    I've managed to stay employed continuously through 2 of these cycles, and I'm hoping my luck holds out. I think the key is simple -- don't suck at your job. :-) I'm not claiming to be a genius or rockstar by any means (and I think the rockstar moniker is stupid,) but I have had a solid track record and very good work experience grounded in fundamentals. Each of these booms has produced a legion of people who are semi-competent but not exactly suited for the job, and they have all been drawn in by the money. Remember paper MCSEs and certification bootcamps? This boom is all about apps, so it's code academies now -- 9 weeks and you're a rockstar developer writing the latest iPhone sensation!

    I think the spikes in unemployment can be explained partially by the boom fizzling, but the systems and network administrator increase is likely due to the cloud shift. Not everything is suited to a public cloud, but enough places will see a benefit in moving their stuff that offsets the control they have in locally owned systems. Again, I think (hope, that is, since I'm in systems engineering) that solid people will be retained either as architects or sysadmins in complex environments. What I do think will start to go away is the hyper-specialists like DBAs of one flavor of database, or VSphere administrators, or SAN/storage guys. As more companies try to get away from proprietary stuff, or shift things offsite, that insanely deep knowledge of EMC, VMWare, Cisco, etc. to the exclusion of everything else is going to be less sought after. Someone who can glue all the parts together regardless of who owns them or where they are will still be able to find work. Hopefully. :-)

    • by adosch ( 1397357 )
      You nailed it. Couldn't agree more.
    • I've managed to stay employed continuously through 2 of these cycles, and I'm hoping my luck holds out. I think the key is simple -- don't suck at your job. :-)

      I've known many people who didn't suck at their job but got laid off anyway. Most of the time it's because the corporation wants to double productivity at half the cost. So the bean counters lay off half the department. Not the bottom half that sucks in productivity, but the top half that cost more in wages. Everyone else who didn't get laid off hunkered down under the doubled workload.

      • "I've known many people who didn't suck at their job but got laid off anyway. "

        Agreed, and I've been in situations like this. Luckily, I've worked at places where things like this start creeping in slowly and you can see the writing on the wall long before they get around to kicking you out. Part of being smart about your career these days is avoiding unemployment at all costs, because unemployed people are damaged goods in employers' minds regardless of the reason. Like you mention, I've known a few people

      • When I was laid off in 2002, I looked around the conference room they'd gathered us in, and saw people I really respected. The company was having a worse money crunch than I'd thought, and they were trying to keep enough people to do at least a half-assed job of giving the customers what they wanted while eliminating the higher salaries. In that company, we worked on great software, under management that didn't really know how to run a business.

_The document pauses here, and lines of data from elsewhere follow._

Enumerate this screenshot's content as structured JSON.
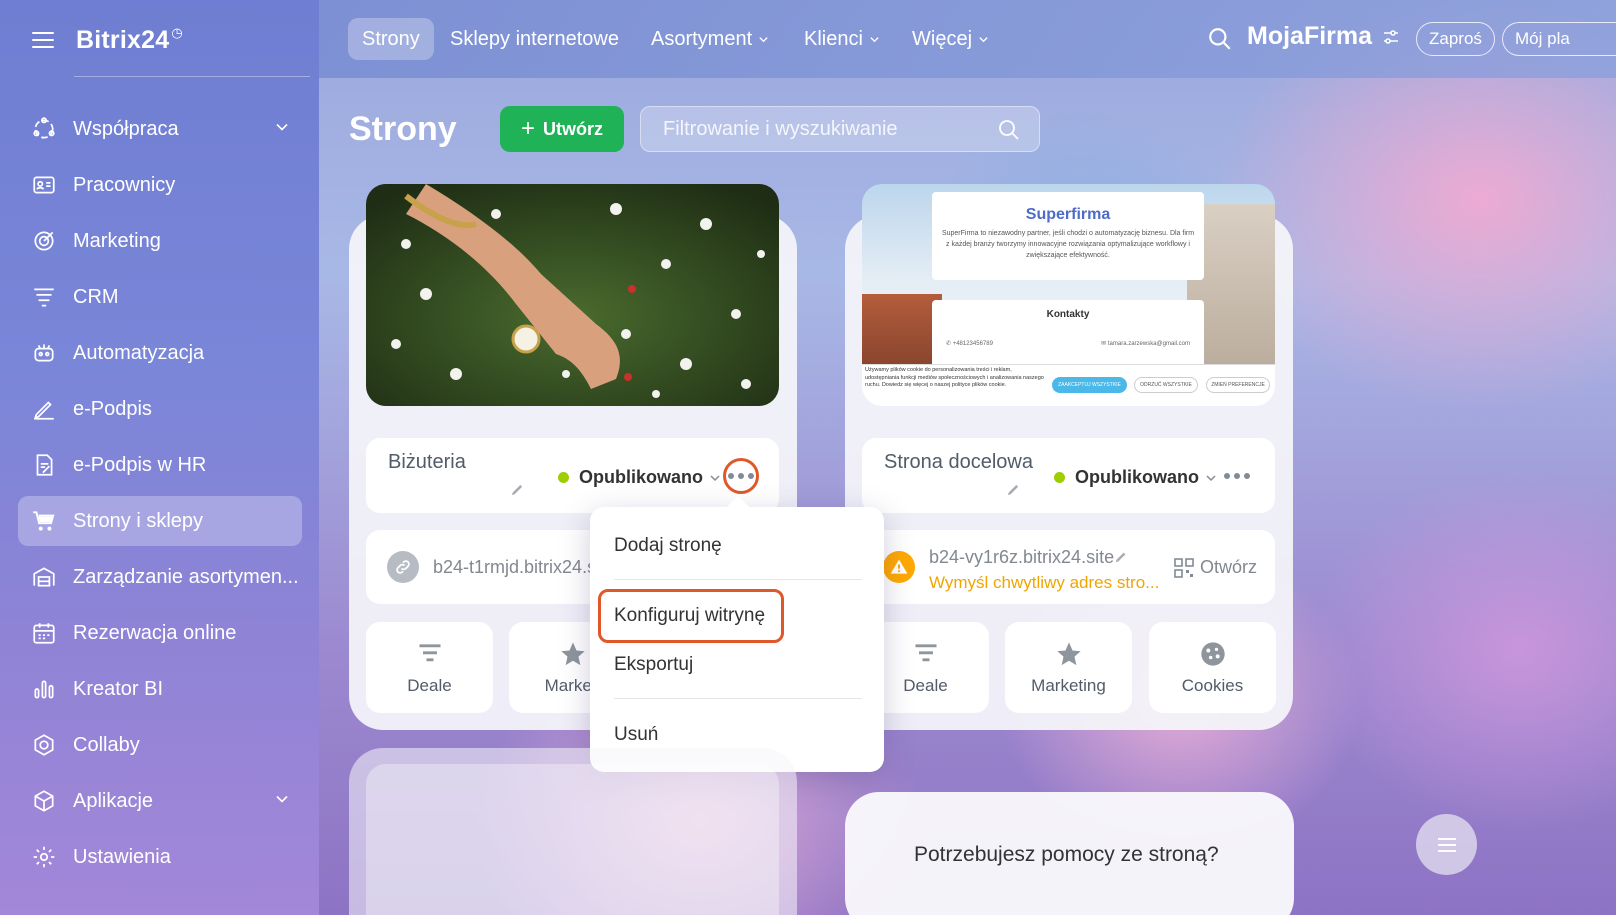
{
  "sidebar": {
    "brand": "Bitrix24",
    "items": [
      {
        "label": "Współpraca",
        "icon": "collaboration-icon",
        "chevron": true
      },
      {
        "label": "Pracownicy",
        "icon": "employees-icon"
      },
      {
        "label": "Marketing",
        "icon": "marketing-icon"
      },
      {
        "label": "CRM",
        "icon": "crm-icon"
      },
      {
        "label": "Automatyzacja",
        "icon": "automation-icon"
      },
      {
        "label": "e-Podpis",
        "icon": "esign-icon"
      },
      {
        "label": "e-Podpis w HR",
        "icon": "esign-hr-icon"
      },
      {
        "label": "Strony i sklepy",
        "icon": "cart-icon",
        "active": true
      },
      {
        "label": "Zarządzanie asortymen...",
        "icon": "inventory-icon"
      },
      {
        "label": "Rezerwacja online",
        "icon": "calendar-icon"
      },
      {
        "label": "Kreator BI",
        "icon": "bi-chart-icon"
      },
      {
        "label": "Collaby",
        "icon": "collaby-icon"
      },
      {
        "label": "Aplikacje",
        "icon": "apps-cube-icon",
        "chevron": true
      },
      {
        "label": "Ustawienia",
        "icon": "settings-gear-icon"
      }
    ]
  },
  "topbar": {
    "tabs": [
      {
        "label": "Strony",
        "active": true
      },
      {
        "label": "Sklepy internetowe"
      },
      {
        "label": "Asortyment",
        "dropdown": true
      },
      {
        "label": "Klienci",
        "dropdown": true
      },
      {
        "label": "Więcej",
        "dropdown": true
      }
    ],
    "company": "MojaFirma",
    "invite": "Zaproś",
    "plan": "Mój pla"
  },
  "header": {
    "title": "Strony",
    "create": "Utwórz",
    "filter_placeholder": "Filtrowanie i wyszukiwanie"
  },
  "cards": [
    {
      "name": "Biżuteria",
      "status": "Opublikowano",
      "url": "b24-t1rmjd.bitrix24.s",
      "tiles": [
        "Deale",
        "Marketi"
      ]
    },
    {
      "name": "Strona docelowa",
      "status": "Opublikowano",
      "url": "b24-vy1r6z.bitrix24.site",
      "warning": "Wymyśl chwytliwy adres stro...",
      "open": "Otwórz",
      "tiles": [
        "Deale",
        "Marketing",
        "Cookies"
      ],
      "preview": {
        "title": "Superfirma",
        "body": "SuperFirma to niezawodny partner, jeśli chodzi o automatyzację biznesu. Dla firm z każdej branży tworzymy innowacyjne rozwiązania optymalizujące workflowy i zwiększające efektywność.",
        "contacts_title": "Kontakty",
        "phone": "+48123456789",
        "email": "tamara.zarzewska@gmail.com",
        "cookie_text": "Używamy plików cookie do personalizowania treści i reklam, udostępniania funkcji mediów społecznościowych i analizowania naszego ruchu. Dowiedz się więcej o naszej polityce plików cookie.",
        "btn_accept": "ZAAKCEPTUJ WSZYSTKIE",
        "btn_reject": "ODRZUĆ WSZYSTKIE",
        "btn_prefs": "ZMIEŃ PREFERENCJE"
      }
    }
  ],
  "dropdown": {
    "items": [
      "Dodaj stronę",
      "Konfiguruj witrynę",
      "Eksportuj",
      "Usuń"
    ]
  },
  "help": {
    "text": "Potrzebujesz pomocy ze stroną?"
  },
  "colors": {
    "accent_green": "#1fb257",
    "status_green": "#9dcf00",
    "highlight": "#e0582a",
    "warning": "#f0a500"
  }
}
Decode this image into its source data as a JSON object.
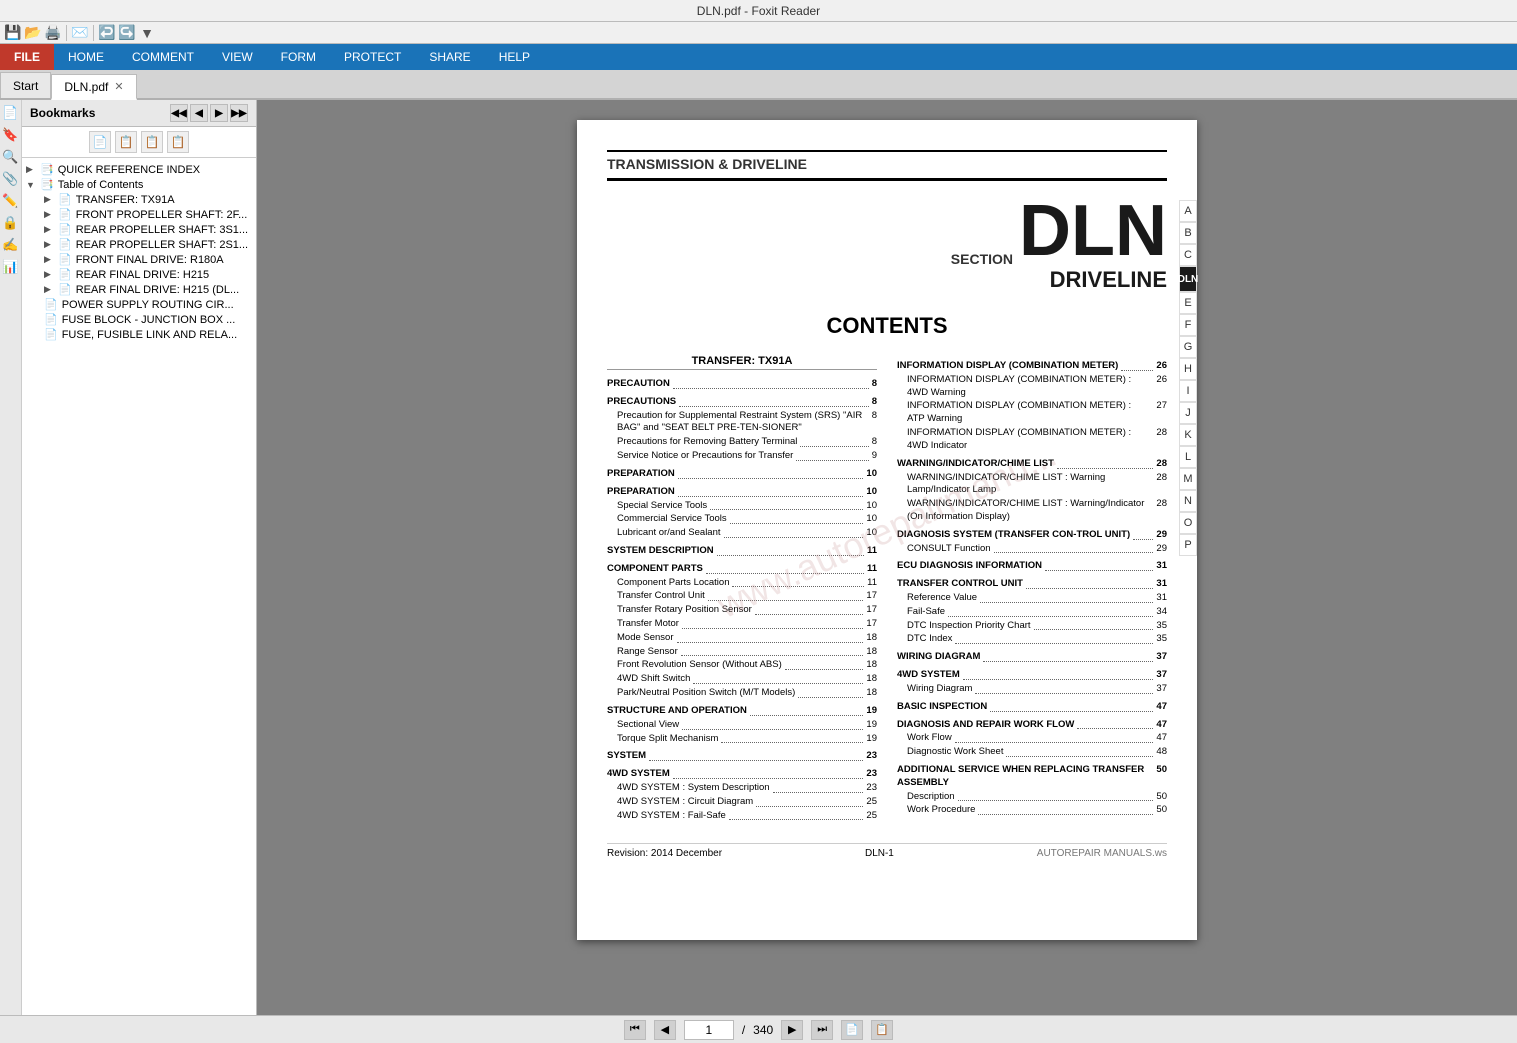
{
  "titleBar": {
    "text": "DLN.pdf - Foxit Reader"
  },
  "quickToolbar": {
    "icons": [
      "💾",
      "📂",
      "🖨️",
      "✉️",
      "↩️",
      "↪️",
      "▼"
    ]
  },
  "ribbon": {
    "file": "FILE",
    "tabs": [
      "HOME",
      "COMMENT",
      "VIEW",
      "FORM",
      "PROTECT",
      "SHARE",
      "HELP"
    ]
  },
  "tabs": [
    {
      "label": "Start",
      "active": false
    },
    {
      "label": "DLN.pdf",
      "active": true,
      "closeable": true
    }
  ],
  "sidebar": {
    "title": "Bookmarks",
    "navButtons": [
      "◀◀",
      "◀",
      "▶",
      "▶▶"
    ],
    "tools": [
      [
        "📄",
        "📋",
        "📋",
        "📋"
      ],
      []
    ],
    "tree": [
      {
        "indent": 0,
        "icon": "📑",
        "label": "QUICK REFERENCE INDEX",
        "expanded": false
      },
      {
        "indent": 0,
        "icon": "📑",
        "label": "Table of Contents",
        "expanded": true
      },
      {
        "indent": 1,
        "icon": "📄",
        "label": "TRANSFER: TX91A"
      },
      {
        "indent": 1,
        "icon": "📄",
        "label": "FRONT PROPELLER SHAFT: 2F..."
      },
      {
        "indent": 1,
        "icon": "📄",
        "label": "REAR PROPELLER SHAFT: 3S1..."
      },
      {
        "indent": 1,
        "icon": "📄",
        "label": "REAR PROPELLER SHAFT: 2S1..."
      },
      {
        "indent": 1,
        "icon": "📄",
        "label": "FRONT FINAL DRIVE: R180A"
      },
      {
        "indent": 1,
        "icon": "📄",
        "label": "REAR FINAL DRIVE: H215"
      },
      {
        "indent": 1,
        "icon": "📄",
        "label": "REAR FINAL DRIVE: H215 (DL..."
      },
      {
        "indent": 1,
        "icon": "📄",
        "label": "POWER SUPPLY ROUTING CIR..."
      },
      {
        "indent": 1,
        "icon": "📄",
        "label": "FUSE BLOCK - JUNCTION BOX ..."
      },
      {
        "indent": 1,
        "icon": "📄",
        "label": "FUSE, FUSIBLE LINK AND RELA..."
      }
    ]
  },
  "iconBar": {
    "icons": [
      "📄",
      "🔖",
      "🔍",
      "📎",
      "✏️",
      "🔒",
      "✍️",
      "📊"
    ]
  },
  "pdf": {
    "sectionLabel": "TRANSMISSION & DRIVELINE",
    "sectionWord": "SECTION",
    "dln": "DLN",
    "driveline": "DRIVELINE",
    "watermark": "www.autorepairmanu...",
    "contentsTitle": "CONTENTS",
    "rightLetters": [
      "A",
      "B",
      "C",
      "DLN",
      "E",
      "F",
      "G",
      "H",
      "I",
      "J",
      "K",
      "L",
      "M",
      "N",
      "O",
      "P"
    ],
    "leftCol": {
      "header": "TRANSFER: TX91A",
      "entries": [
        {
          "type": "main",
          "text": "PRECAUTION",
          "page": "8"
        },
        {
          "type": "main",
          "text": "PRECAUTIONS",
          "page": "8"
        },
        {
          "type": "sub",
          "text": "Precaution for Supplemental Restraint System (SRS) \"AIR BAG\" and \"SEAT BELT PRE-TEN-SIONER\"",
          "page": "8"
        },
        {
          "type": "sub",
          "text": "Precautions for Removing Battery Terminal",
          "page": "8"
        },
        {
          "type": "sub",
          "text": "Service Notice or Precautions for Transfer",
          "page": "9"
        },
        {
          "type": "main",
          "text": "PREPARATION",
          "page": "10"
        },
        {
          "type": "main",
          "text": "PREPARATION",
          "page": "10"
        },
        {
          "type": "sub",
          "text": "Special Service Tools",
          "page": "10"
        },
        {
          "type": "sub",
          "text": "Commercial Service Tools",
          "page": "10"
        },
        {
          "type": "sub",
          "text": "Lubricant or/and Sealant",
          "page": "10"
        },
        {
          "type": "main",
          "text": "SYSTEM DESCRIPTION",
          "page": "11"
        },
        {
          "type": "main",
          "text": "COMPONENT PARTS",
          "page": "11"
        },
        {
          "type": "sub",
          "text": "Component Parts Location",
          "page": "11"
        },
        {
          "type": "sub",
          "text": "Transfer Control Unit",
          "page": "17"
        },
        {
          "type": "sub",
          "text": "Transfer Rotary Position Sensor",
          "page": "17"
        },
        {
          "type": "sub",
          "text": "Transfer Motor",
          "page": "17"
        },
        {
          "type": "sub",
          "text": "Mode Sensor",
          "page": "18"
        },
        {
          "type": "sub",
          "text": "Range Sensor",
          "page": "18"
        },
        {
          "type": "sub",
          "text": "Front Revolution Sensor (Without ABS)",
          "page": "18"
        },
        {
          "type": "sub",
          "text": "4WD Shift Switch",
          "page": "18"
        },
        {
          "type": "sub",
          "text": "Park/Neutral Position Switch (M/T Models)",
          "page": "18"
        },
        {
          "type": "main",
          "text": "STRUCTURE AND OPERATION",
          "page": "19"
        },
        {
          "type": "sub",
          "text": "Sectional View",
          "page": "19"
        },
        {
          "type": "sub",
          "text": "Torque Split Mechanism",
          "page": "19"
        },
        {
          "type": "main",
          "text": "SYSTEM",
          "page": "23"
        },
        {
          "type": "main",
          "text": "4WD SYSTEM",
          "page": "23"
        },
        {
          "type": "sub",
          "text": "4WD SYSTEM : System Description",
          "page": "23"
        },
        {
          "type": "sub",
          "text": "4WD SYSTEM : Circuit Diagram",
          "page": "25"
        },
        {
          "type": "sub",
          "text": "4WD SYSTEM : Fail-Safe",
          "page": "25"
        }
      ]
    },
    "rightCol": {
      "entries": [
        {
          "type": "main",
          "text": "INFORMATION DISPLAY (COMBINATION METER)",
          "page": "26"
        },
        {
          "type": "sub",
          "text": "INFORMATION DISPLAY (COMBINATION METER) : 4WD Warning",
          "page": "26"
        },
        {
          "type": "sub",
          "text": "INFORMATION DISPLAY (COMBINATION METER) : ATP Warning",
          "page": "27"
        },
        {
          "type": "sub",
          "text": "INFORMATION DISPLAY (COMBINATION METER) : 4WD Indicator",
          "page": "28"
        },
        {
          "type": "main",
          "text": "WARNING/INDICATOR/CHIME LIST",
          "page": "28"
        },
        {
          "type": "sub",
          "text": "WARNING/INDICATOR/CHIME LIST : Warning Lamp/Indicator Lamp",
          "page": "28"
        },
        {
          "type": "sub",
          "text": "WARNING/INDICATOR/CHIME LIST : Warning/Indicator (On Information Display)",
          "page": "28"
        },
        {
          "type": "main",
          "text": "DIAGNOSIS SYSTEM (TRANSFER CONTROL UNIT)",
          "page": "29"
        },
        {
          "type": "sub",
          "text": "CONSULT Function",
          "page": "29"
        },
        {
          "type": "main",
          "text": "ECU DIAGNOSIS INFORMATION",
          "page": "31"
        },
        {
          "type": "main",
          "text": "TRANSFER CONTROL UNIT",
          "page": "31"
        },
        {
          "type": "sub",
          "text": "Reference Value",
          "page": "31"
        },
        {
          "type": "sub",
          "text": "Fail-Safe",
          "page": "34"
        },
        {
          "type": "sub",
          "text": "DTC Inspection Priority Chart",
          "page": "35"
        },
        {
          "type": "sub",
          "text": "DTC Index",
          "page": "35"
        },
        {
          "type": "main",
          "text": "WIRING DIAGRAM",
          "page": "37"
        },
        {
          "type": "main",
          "text": "4WD SYSTEM",
          "page": "37"
        },
        {
          "type": "sub",
          "text": "Wiring Diagram",
          "page": "37"
        },
        {
          "type": "main",
          "text": "BASIC INSPECTION",
          "page": "47"
        },
        {
          "type": "main",
          "text": "DIAGNOSIS AND REPAIR WORK FLOW",
          "page": "47"
        },
        {
          "type": "sub",
          "text": "Work Flow",
          "page": "47"
        },
        {
          "type": "sub",
          "text": "Diagnostic Work Sheet",
          "page": "48"
        },
        {
          "type": "main",
          "text": "ADDITIONAL SERVICE WHEN REPLACING TRANSFER ASSEMBLY",
          "page": "50"
        },
        {
          "type": "sub",
          "text": "Description",
          "page": "50"
        },
        {
          "type": "sub",
          "text": "Work Procedure",
          "page": "50"
        }
      ]
    },
    "footer": {
      "revision": "Revision: 2014 December",
      "pageLabel": "DLN-1"
    }
  },
  "statusBar": {
    "currentPage": "1",
    "totalPages": "340",
    "icons": [
      "⏮",
      "◀",
      "▶",
      "⏭",
      "📄",
      "📋"
    ]
  }
}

  • In the same news cycle we have one source that says CIOs cannot find talent and another source saying they see an increase in laid off tech workers. So it would appear that CIO budgets are shrinking and people are over estimating their IT abilities.
    • by tnk1 ( 899206 )

      What I have seen is that there are a number of people who got relatively cushy jobs and were paid well at certain big companies, but only did a certain specific task.

      Unfortunately, that one thing they did was not really all that skillful or in demand outside of that one place.

      However, their title was still "System Administrator" or "Developer"

      So, when they get laid off, they come looking for one of those jobs in other companies, but those companies need people who know more than just X thing that this guy d

  • IT always is the 1st to get cut when the share price or sales go down.

Adding features does not necessarily increase functionality -- it just makes the manuals thicker.